--- START ---

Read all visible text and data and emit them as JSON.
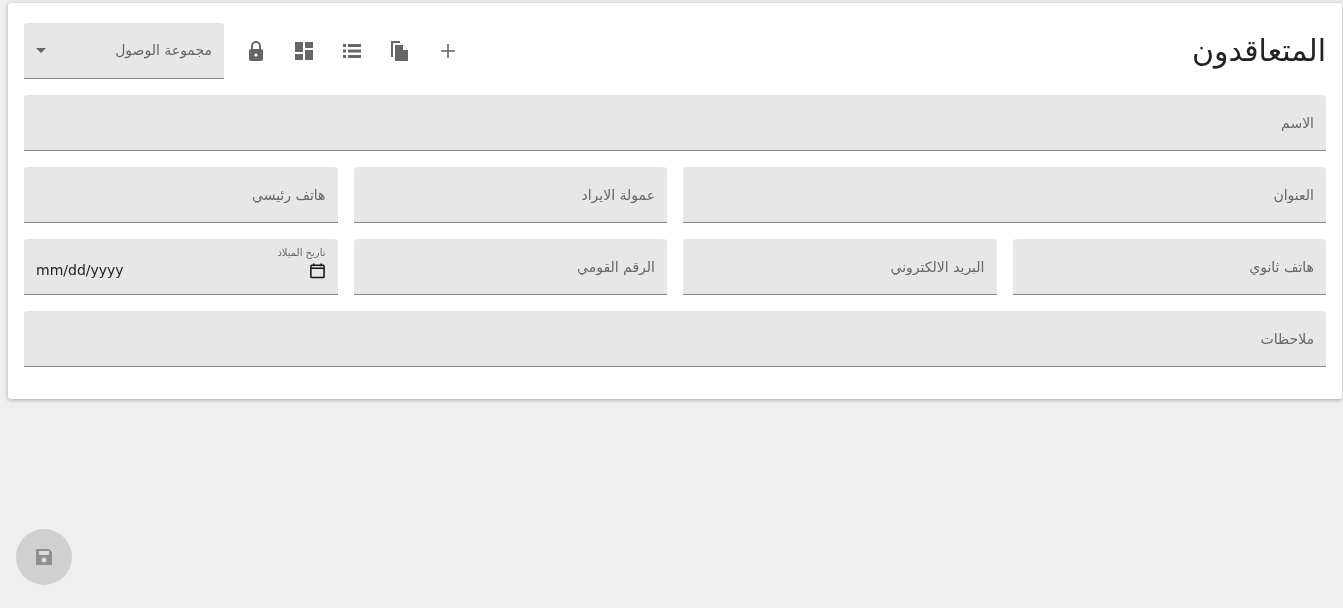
{
  "title": "المتعاقدون",
  "toolbar": [
    {
      "kind": "add"
    },
    {
      "kind": "copy"
    },
    {
      "kind": "list"
    },
    {
      "kind": "dashboard"
    },
    {
      "kind": "lock"
    }
  ],
  "access_group": {
    "placeholder": "مجموعة الوصول"
  },
  "rows": [
    [
      {
        "kind": "text",
        "placeholder": "الاسم"
      }
    ],
    [
      {
        "kind": "text",
        "placeholder": "العنوان"
      },
      {
        "kind": "text",
        "placeholder": "عمولة الايراد"
      },
      {
        "kind": "text",
        "placeholder": "هاتف رئيسي"
      }
    ],
    [
      {
        "kind": "text",
        "placeholder": "هاتف ثانوي"
      },
      {
        "kind": "text",
        "placeholder": "البريد الالكتروني"
      },
      {
        "kind": "text",
        "placeholder": "الرقم القومي"
      },
      {
        "kind": "date",
        "label": "تاريخ الميلاد",
        "placeholder": "mm/dd/yyyy"
      }
    ],
    [
      {
        "kind": "text",
        "placeholder": "ملاحظات"
      }
    ]
  ],
  "save_button": {
    "disabled": true
  }
}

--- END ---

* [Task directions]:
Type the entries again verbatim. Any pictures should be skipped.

* [Finished exercise]:
Read all visible text and data and emit them as JSON.
{
  "title": "المتعاقدون",
  "toolbar": [
    {
      "kind": "add"
    },
    {
      "kind": "copy"
    },
    {
      "kind": "list"
    },
    {
      "kind": "dashboard"
    },
    {
      "kind": "lock"
    }
  ],
  "access_group": {
    "placeholder": "مجموعة الوصول"
  },
  "rows": [
    [
      {
        "kind": "text",
        "placeholder": "الاسم"
      }
    ],
    [
      {
        "kind": "text",
        "placeholder": "العنوان"
      },
      {
        "kind": "text",
        "placeholder": "عمولة الايراد"
      },
      {
        "kind": "text",
        "placeholder": "هاتف رئيسي"
      }
    ],
    [
      {
        "kind": "text",
        "placeholder": "هاتف ثانوي"
      },
      {
        "kind": "text",
        "placeholder": "البريد الالكتروني"
      },
      {
        "kind": "text",
        "placeholder": "الرقم القومي"
      },
      {
        "kind": "date",
        "label": "تاريخ الميلاد",
        "placeholder": "mm/dd/yyyy"
      }
    ],
    [
      {
        "kind": "text",
        "placeholder": "ملاحظات"
      }
    ]
  ],
  "save_button": {
    "disabled": true
  }
}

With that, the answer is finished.